(Beginning of Listed records)

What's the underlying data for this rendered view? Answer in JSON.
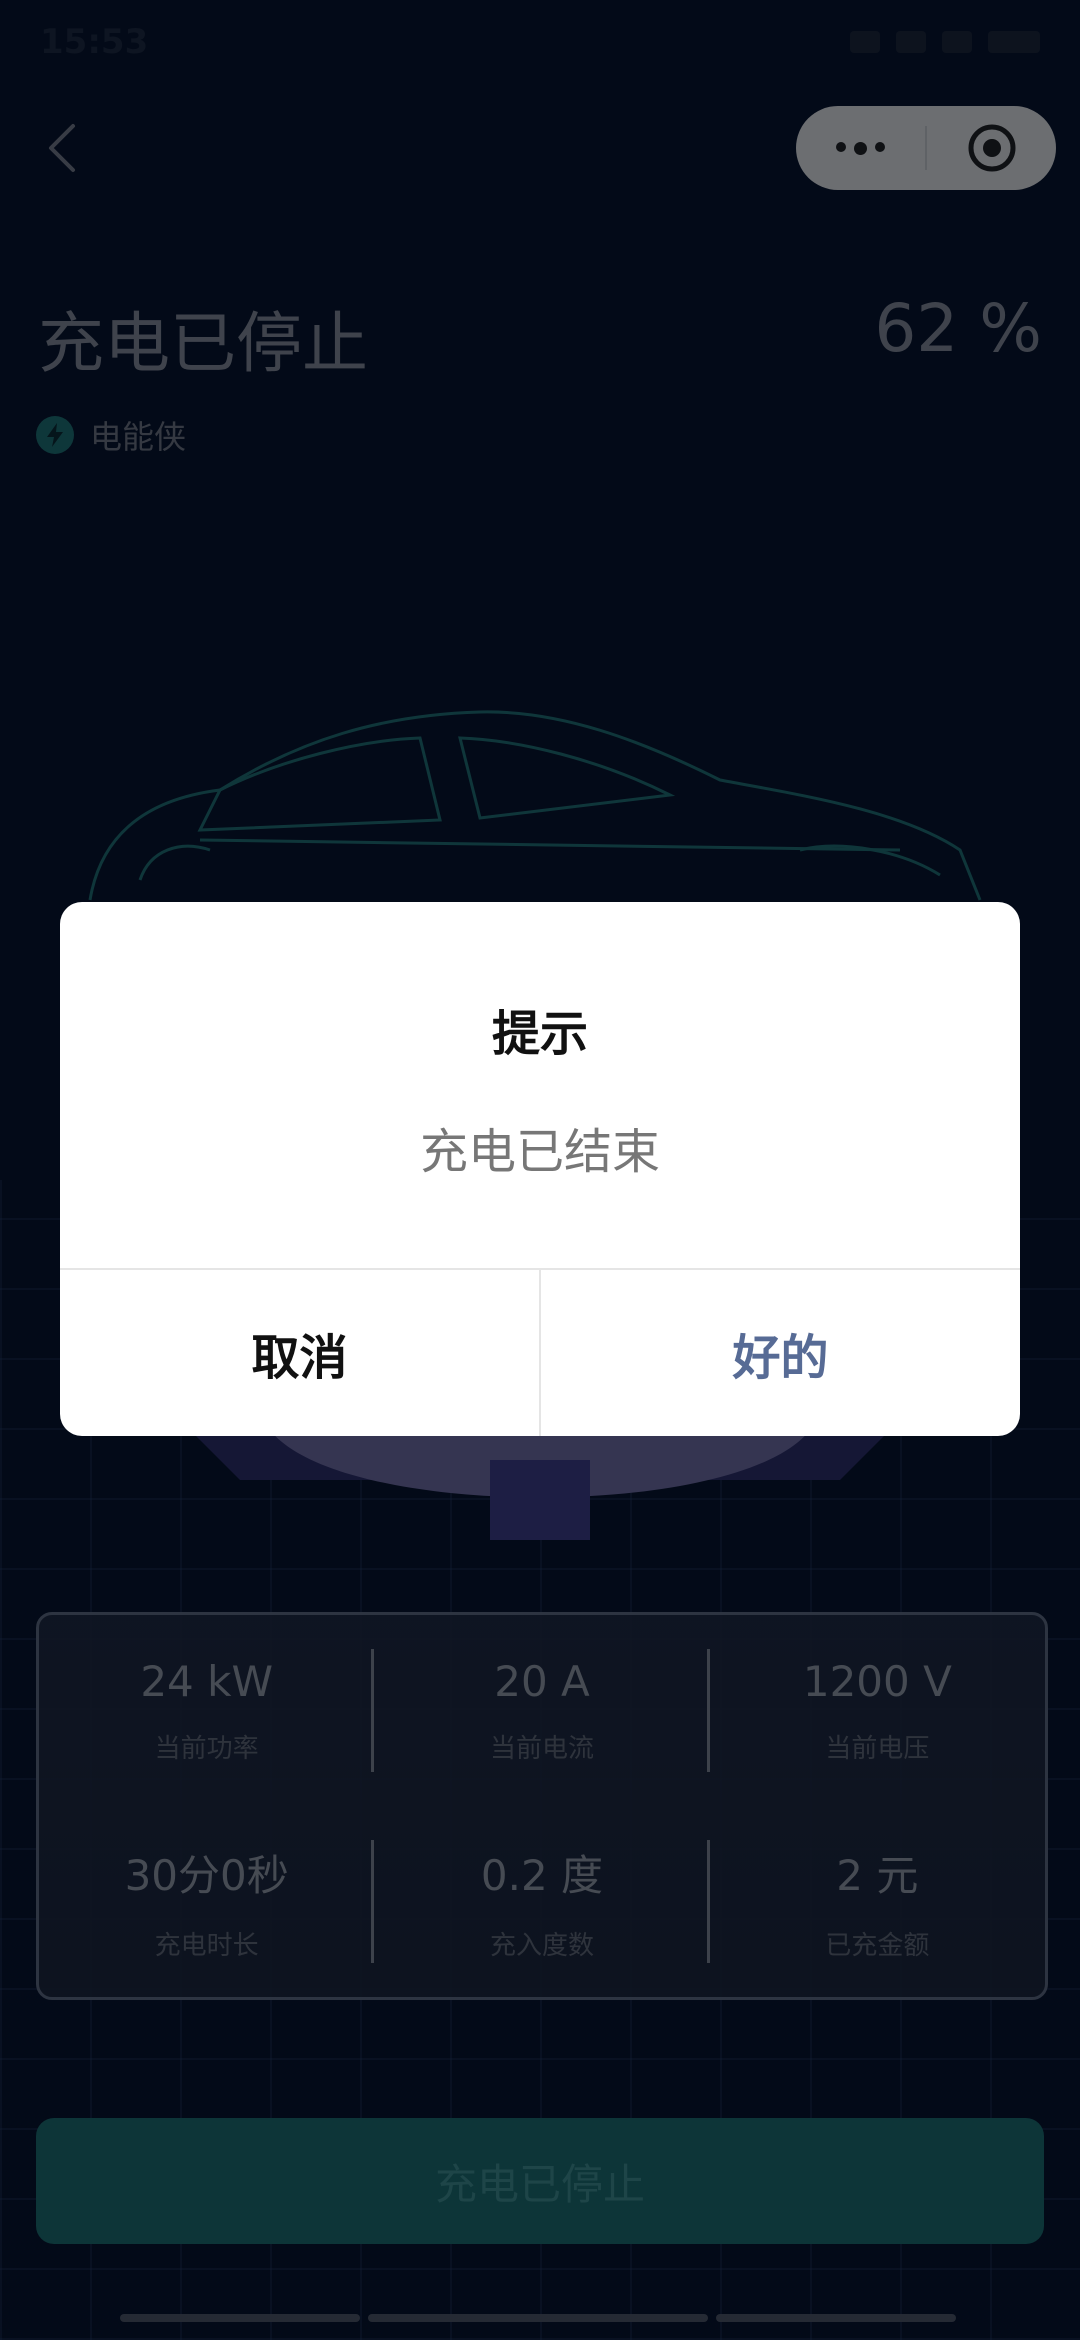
{
  "status_bar": {
    "time": "15:53"
  },
  "header": {
    "title": "充电已停止",
    "percent": "62 %",
    "brand": "电能侠"
  },
  "stats": [
    {
      "value": "24 kW",
      "label": "当前功率"
    },
    {
      "value": "20 A",
      "label": "当前电流"
    },
    {
      "value": "1200 V",
      "label": "当前电压"
    },
    {
      "value": "30分0秒",
      "label": "充电时长"
    },
    {
      "value": "0.2 度",
      "label": "充入度数"
    },
    {
      "value": "2 元",
      "label": "已充金额"
    }
  ],
  "stop_button_label": "充电已停止",
  "dialog": {
    "title": "提示",
    "message": "充电已结束",
    "cancel_label": "取消",
    "ok_label": "好的"
  },
  "colors": {
    "background": "#071530",
    "accent_teal": "#1b6a70",
    "dialog_ok": "#576b95"
  },
  "icons": {
    "back": "chevron-left-icon",
    "more": "more-dots-icon",
    "close_target": "target-circle-icon",
    "brand": "lightning-icon"
  }
}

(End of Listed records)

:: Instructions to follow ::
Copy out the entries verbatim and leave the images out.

:: Solution to the problem ::
What's the underlying data for this rendered view? Answer in JSON.
{
  "status_bar": {
    "time": "15:53"
  },
  "header": {
    "title": "充电已停止",
    "percent": "62 %",
    "brand": "电能侠"
  },
  "stats": [
    {
      "value": "24 kW",
      "label": "当前功率"
    },
    {
      "value": "20 A",
      "label": "当前电流"
    },
    {
      "value": "1200 V",
      "label": "当前电压"
    },
    {
      "value": "30分0秒",
      "label": "充电时长"
    },
    {
      "value": "0.2 度",
      "label": "充入度数"
    },
    {
      "value": "2 元",
      "label": "已充金额"
    }
  ],
  "stop_button_label": "充电已停止",
  "dialog": {
    "title": "提示",
    "message": "充电已结束",
    "cancel_label": "取消",
    "ok_label": "好的"
  },
  "colors": {
    "background": "#071530",
    "accent_teal": "#1b6a70",
    "dialog_ok": "#576b95"
  },
  "icons": {
    "back": "chevron-left-icon",
    "more": "more-dots-icon",
    "close_target": "target-circle-icon",
    "brand": "lightning-icon"
  }
}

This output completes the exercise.